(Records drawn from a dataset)
..........
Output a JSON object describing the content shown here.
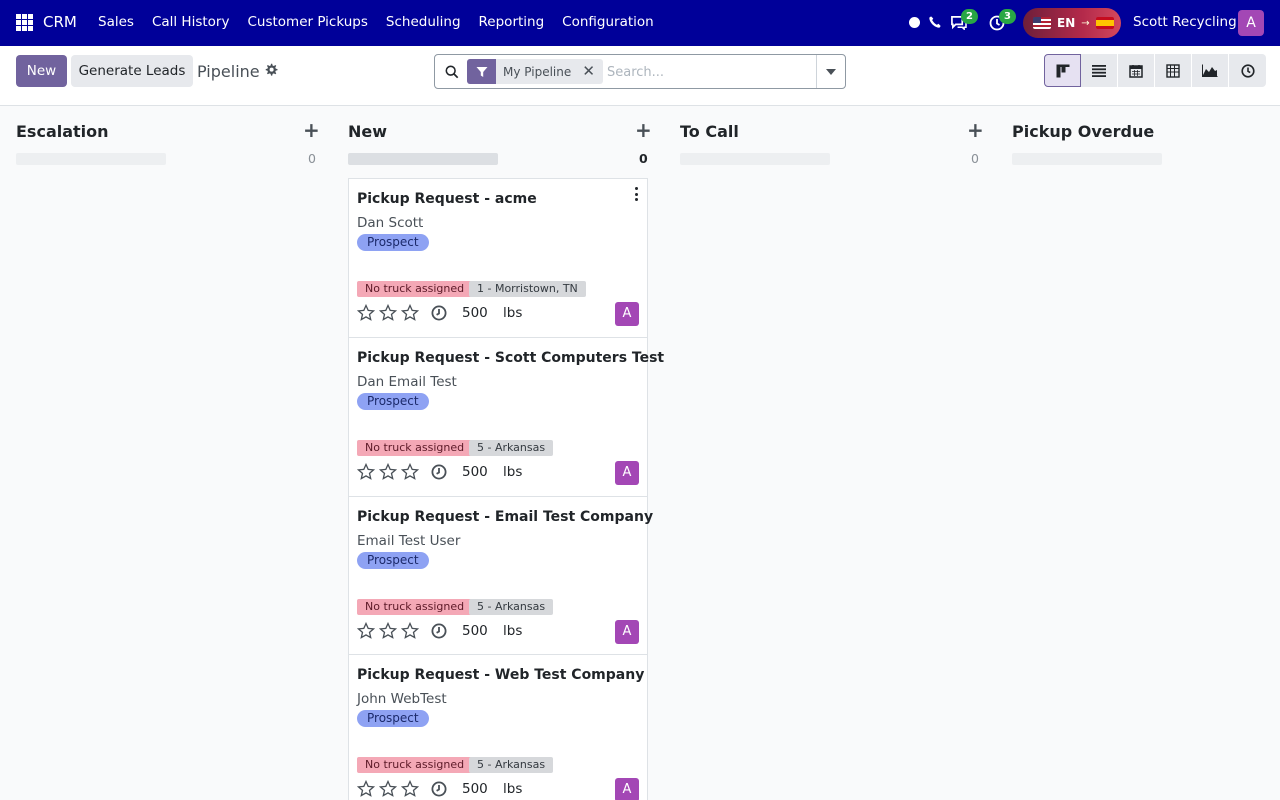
{
  "navbar": {
    "brand": "CRM",
    "menu": [
      "Sales",
      "Call History",
      "Customer Pickups",
      "Scheduling",
      "Reporting",
      "Configuration"
    ],
    "messages_badge": "2",
    "activities_badge": "3",
    "lang_code": "EN",
    "company": "Scott Recycling",
    "avatar_letter": "A",
    "color": "#000099"
  },
  "control_panel": {
    "new_label": "New",
    "generate_label": "Generate Leads",
    "breadcrumb": "Pipeline",
    "facet_label": "My Pipeline",
    "search_placeholder": "Search..."
  },
  "columns": [
    {
      "title": "Escalation",
      "count": "0"
    },
    {
      "title": "New",
      "count": "0"
    },
    {
      "title": "To Call",
      "count": "0"
    },
    {
      "title": "Pickup Overdue"
    }
  ],
  "cards": [
    {
      "title": "Pickup Request - acme",
      "contact": "Dan Scott",
      "tag": "Prospect",
      "truck": "No truck assigned",
      "location": "1 - Morristown, TN",
      "weight": "500",
      "unit": "lbs",
      "avatar": "A"
    },
    {
      "title": "Pickup Request - Scott Computers Test",
      "contact": "Dan Email Test",
      "tag": "Prospect",
      "truck": "No truck assigned",
      "location": "5 - Arkansas",
      "weight": "500",
      "unit": "lbs",
      "avatar": "A"
    },
    {
      "title": "Pickup Request - Email Test Company",
      "contact": "Email Test User",
      "tag": "Prospect",
      "truck": "No truck assigned",
      "location": "5 - Arkansas",
      "weight": "500",
      "unit": "lbs",
      "avatar": "A"
    },
    {
      "title": "Pickup Request - Web Test Company",
      "contact": "John WebTest",
      "tag": "Prospect",
      "truck": "No truck assigned",
      "location": "5 - Arkansas",
      "weight": "500",
      "unit": "lbs",
      "avatar": "A"
    }
  ]
}
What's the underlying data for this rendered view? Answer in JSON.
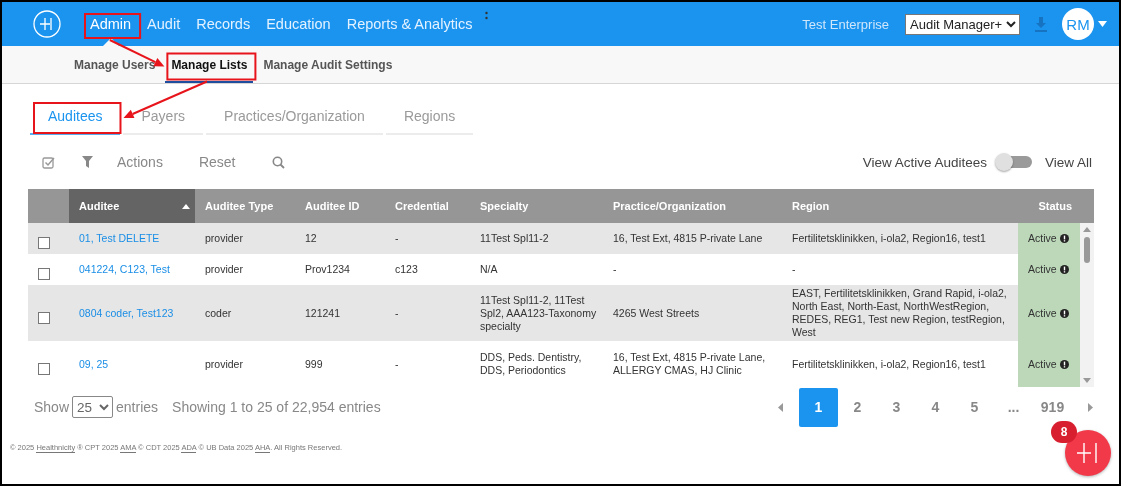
{
  "top_nav": {
    "items": [
      {
        "label": "Admin",
        "selected": true,
        "highlighted": true
      },
      {
        "label": "Audit",
        "selected": false,
        "highlighted": false
      },
      {
        "label": "Records",
        "selected": false,
        "highlighted": false
      },
      {
        "label": "Education",
        "selected": false,
        "highlighted": false
      },
      {
        "label": "Reports & Analytics",
        "selected": false,
        "highlighted": false
      }
    ],
    "enterprise": "Test Enterprise",
    "role_select": {
      "value": "Audit Manager+"
    },
    "avatar": "RM"
  },
  "sub_nav": [
    {
      "label": "Manage Users",
      "selected": false,
      "highlighted": false
    },
    {
      "label": "Manage Lists",
      "selected": true,
      "highlighted": true
    },
    {
      "label": "Manage Audit Settings",
      "selected": false,
      "highlighted": false
    }
  ],
  "tabs": [
    {
      "label": "Auditees",
      "selected": true,
      "highlighted": true
    },
    {
      "label": "Payers",
      "selected": false,
      "highlighted": false
    },
    {
      "label": "Practices/Organization",
      "selected": false,
      "highlighted": false
    },
    {
      "label": "Regions",
      "selected": false,
      "highlighted": false
    }
  ],
  "toolbar": {
    "actions": "Actions",
    "reset": "Reset"
  },
  "toggle": {
    "label": "View Active Auditees",
    "on": false,
    "other_label": "View All"
  },
  "table": {
    "columns": [
      {
        "label": "Auditee",
        "sorted": true
      },
      {
        "label": "Auditee Type",
        "sorted": false
      },
      {
        "label": "Auditee ID",
        "sorted": false
      },
      {
        "label": "Credential",
        "sorted": false
      },
      {
        "label": "Specialty",
        "sorted": false
      },
      {
        "label": "Practice/Organization",
        "sorted": false
      },
      {
        "label": "Region",
        "sorted": false
      },
      {
        "label": "Status",
        "sorted": false
      }
    ],
    "rows": [
      {
        "checked": false,
        "auditee": "01, Test DELETE",
        "type": "provider",
        "id": "12",
        "credential": "-",
        "specialty": "11Test Spl11-2",
        "practice": "16, Test Ext, 4815 P-rivate Lane",
        "region": "Fertilitetsklinikken, i-ola2, Region16, test1",
        "status": "Active"
      },
      {
        "checked": false,
        "auditee": "041224, C123, Test",
        "type": "provider",
        "id": "Prov1234",
        "credential": "c123",
        "specialty": "N/A",
        "practice": "-",
        "region": "-",
        "status": "Active"
      },
      {
        "checked": false,
        "auditee": "0804 coder, Test123",
        "type": "coder",
        "id": "121241",
        "credential": "-",
        "specialty": "11Test Spl11-2, 11Test Spl2, AAA123-Taxonomy specialty",
        "practice": "4265 West Streets",
        "region": "EAST, Fertilitetsklinikken, Grand Rapid, i-ola2, North East, North-East, NorthWestRegion, REDES, REG1, Test new Region, testRegion, West",
        "status": "Active"
      },
      {
        "checked": false,
        "auditee": "09, 25",
        "type": "provider",
        "id": "999",
        "credential": "-",
        "specialty": "DDS, Peds. Dentistry, DDS, Periodontics",
        "practice": "16, Test Ext, 4815 P-rivate Lane, ALLERGY CMAS, HJ Clinic",
        "region": "Fertilitetsklinikken, i-ola2, Region16, test1",
        "status": "Active"
      }
    ]
  },
  "page_size": {
    "show": "Show",
    "value": "25",
    "entries": "entries"
  },
  "summary": "Showing 1 to 25 of 22,954 entries",
  "pagination": [
    {
      "label": "1",
      "selected": true
    },
    {
      "label": "2",
      "selected": false
    },
    {
      "label": "3",
      "selected": false
    },
    {
      "label": "4",
      "selected": false
    },
    {
      "label": "5",
      "selected": false
    },
    {
      "label": "...",
      "selected": false
    },
    {
      "label": "919",
      "selected": false
    }
  ],
  "footer": [
    {
      "text": "© 2025 ",
      "link": false
    },
    {
      "text": "Healthnicity",
      "link": true
    },
    {
      "text": " ® CPT 2025 ",
      "link": false
    },
    {
      "text": "AMA",
      "link": true
    },
    {
      "text": " © CDT 2025 ",
      "link": false
    },
    {
      "text": "ADA",
      "link": true
    },
    {
      "text": " © UB Data 2025 ",
      "link": false
    },
    {
      "text": "AHA",
      "link": true
    },
    {
      "text": ". All Rights Reserved.",
      "link": false
    }
  ],
  "fab": {
    "badge": "8"
  }
}
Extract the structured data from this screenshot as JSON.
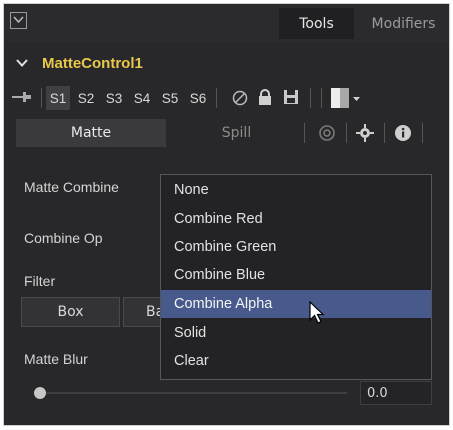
{
  "tabs": {
    "tools": "Tools",
    "modifiers": "Modifiers"
  },
  "node": {
    "title": "MatteControl1"
  },
  "toolbar": {
    "scripts": [
      "S1",
      "S2",
      "S3",
      "S4",
      "S5",
      "S6"
    ]
  },
  "subtabs": {
    "matte": "Matte",
    "spill": "Spill"
  },
  "labels": {
    "matte_combine": "Matte Combine",
    "combine_op": "Combine Op",
    "filter": "Filter",
    "matte_blur": "Matte Blur"
  },
  "filter_buttons": {
    "box": "Box",
    "partial": "Ba"
  },
  "matte_blur": {
    "value": "0.0"
  },
  "dropdown": {
    "options": [
      "None",
      "Combine Red",
      "Combine Green",
      "Combine Blue",
      "Combine Alpha",
      "Solid",
      "Clear"
    ],
    "highlighted": "Combine Alpha"
  },
  "colors": {
    "accent_title": "#e8c84a",
    "highlight": "#485a8c"
  }
}
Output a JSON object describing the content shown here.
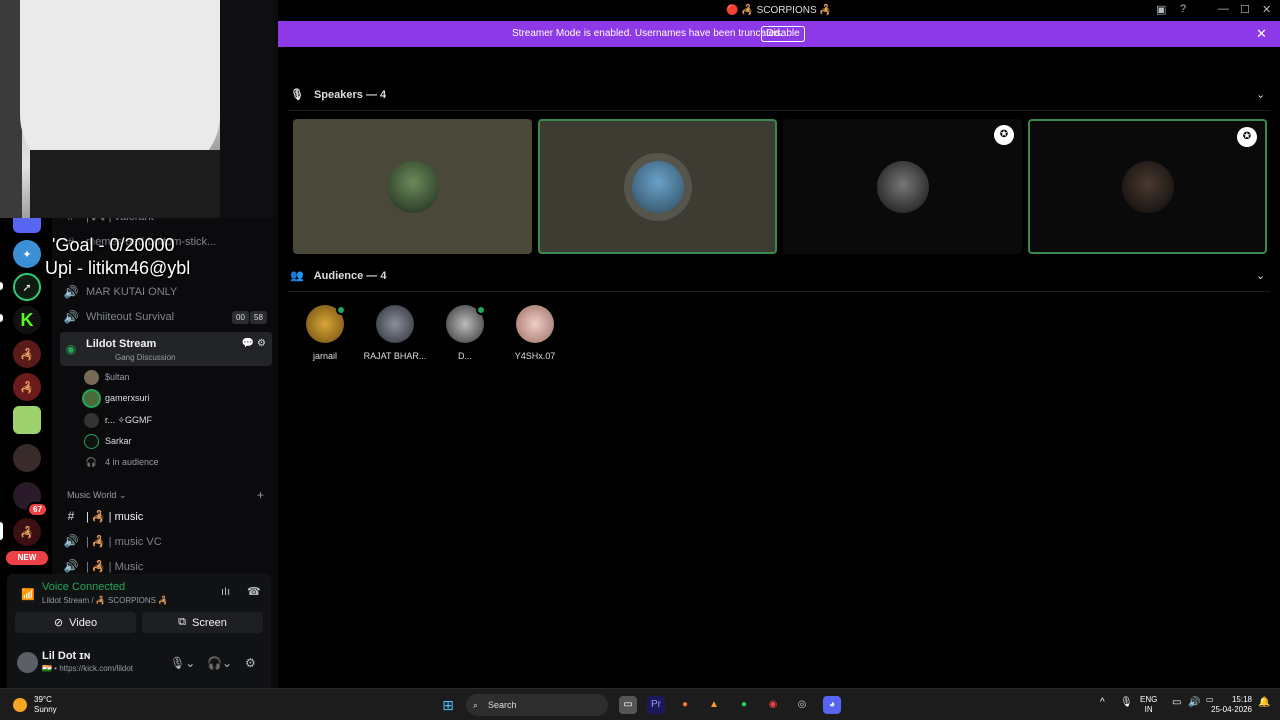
{
  "window": {
    "title": "🔴 🦂 SCORPIONS 🦂"
  },
  "banner": {
    "text": "Streamer Mode is enabled. Usernames have been truncated.",
    "button": "Disable"
  },
  "overlay": {
    "goal": "'Goal - 0/20000",
    "upi": "Upi - litikm46@ybl"
  },
  "sidebar": {
    "channels": [
      {
        "label": "| 🎮 | valorant"
      },
      {
        "label": "memes-and-bottom-stick..."
      },
      {
        "label": "MAR KUTAI ONLY"
      },
      {
        "label": "Whiiteout Survival",
        "counts": [
          "00",
          "58"
        ]
      }
    ],
    "active_channel": {
      "label": "Lildot Stream",
      "sub": "Gang Discussion"
    },
    "voice_users": [
      "$ultan",
      "gamerxsuri",
      "r... ✧GGMF",
      "Sarkar"
    ],
    "audience_count": "4 in audience",
    "category": "Music World",
    "music_channels": [
      "| 🦂 | music",
      "| 🦂 | music VC",
      "| 🦂 | Music"
    ]
  },
  "rail": {
    "badge": "67",
    "new_tag": "NEW"
  },
  "voice": {
    "status": "Voice Connected",
    "location": "Lildot Stream / 🦂 SCORPIONS 🦂",
    "video_label": "Video",
    "screen_label": "Screen"
  },
  "user": {
    "name": "Lil Dot ɪɴ",
    "link": "🇮🇳 • https://kick.com/lildot"
  },
  "stage": {
    "speakers_header": "Speakers — 4",
    "audience_header": "Audience — 4",
    "audience": [
      "jarnail",
      "RAJAT BHAR...",
      "D...",
      "Y4SHx.07"
    ]
  },
  "taskbar": {
    "weather_temp": "39°C",
    "weather_desc": "Sunny",
    "search": "Search",
    "lang": "ENG",
    "region": "IN",
    "time": "15:18",
    "date": "25-04-2026"
  },
  "colors": {
    "banner": "#8d39e8",
    "voice_green": "#23a55a",
    "speaking_border": "#3a8a4d"
  }
}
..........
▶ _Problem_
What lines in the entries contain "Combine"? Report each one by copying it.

▶ _The answer_
    "matte_combine": "Matte Combine",
    "combine_op": "Combine Op",
      "Combine Red",
      "Combine Green",
      "Combine Blue",
      "Combine Alpha",
    "highlighted": "Combine Alpha"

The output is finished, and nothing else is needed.